**Records for this task**

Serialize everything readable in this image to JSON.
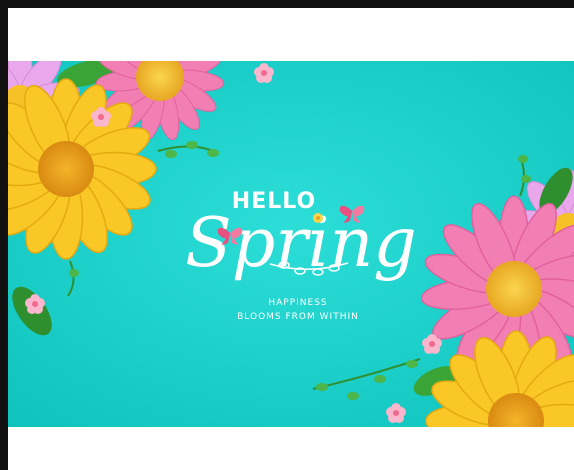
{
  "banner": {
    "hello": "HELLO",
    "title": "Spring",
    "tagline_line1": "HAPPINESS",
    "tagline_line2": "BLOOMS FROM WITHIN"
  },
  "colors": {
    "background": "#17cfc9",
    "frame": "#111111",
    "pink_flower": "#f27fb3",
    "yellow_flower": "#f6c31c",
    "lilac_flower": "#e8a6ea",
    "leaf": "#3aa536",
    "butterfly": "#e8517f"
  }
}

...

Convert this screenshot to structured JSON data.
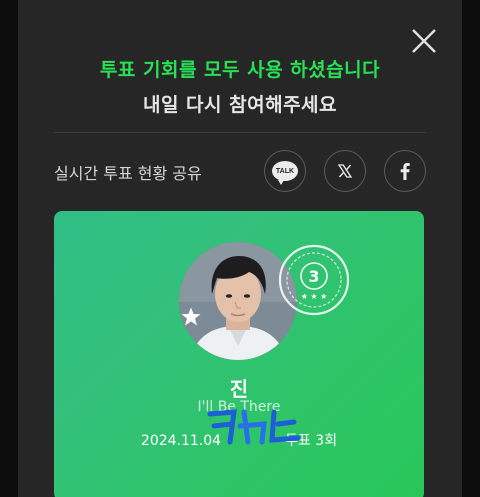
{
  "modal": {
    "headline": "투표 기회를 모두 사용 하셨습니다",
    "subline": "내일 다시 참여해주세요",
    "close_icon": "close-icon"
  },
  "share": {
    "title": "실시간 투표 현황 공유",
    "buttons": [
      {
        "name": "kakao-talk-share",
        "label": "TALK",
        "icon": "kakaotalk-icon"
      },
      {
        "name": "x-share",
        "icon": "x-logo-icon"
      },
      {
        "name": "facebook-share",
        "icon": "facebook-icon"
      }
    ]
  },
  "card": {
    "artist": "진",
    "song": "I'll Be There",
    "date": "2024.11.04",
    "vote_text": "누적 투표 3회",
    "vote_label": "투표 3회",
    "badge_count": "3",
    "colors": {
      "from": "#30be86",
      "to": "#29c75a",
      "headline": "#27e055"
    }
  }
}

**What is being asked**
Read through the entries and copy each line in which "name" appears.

**Exercise result**
        "name": "kakao-talk-share",
        "name": "x-share",
        "name": "facebook-share",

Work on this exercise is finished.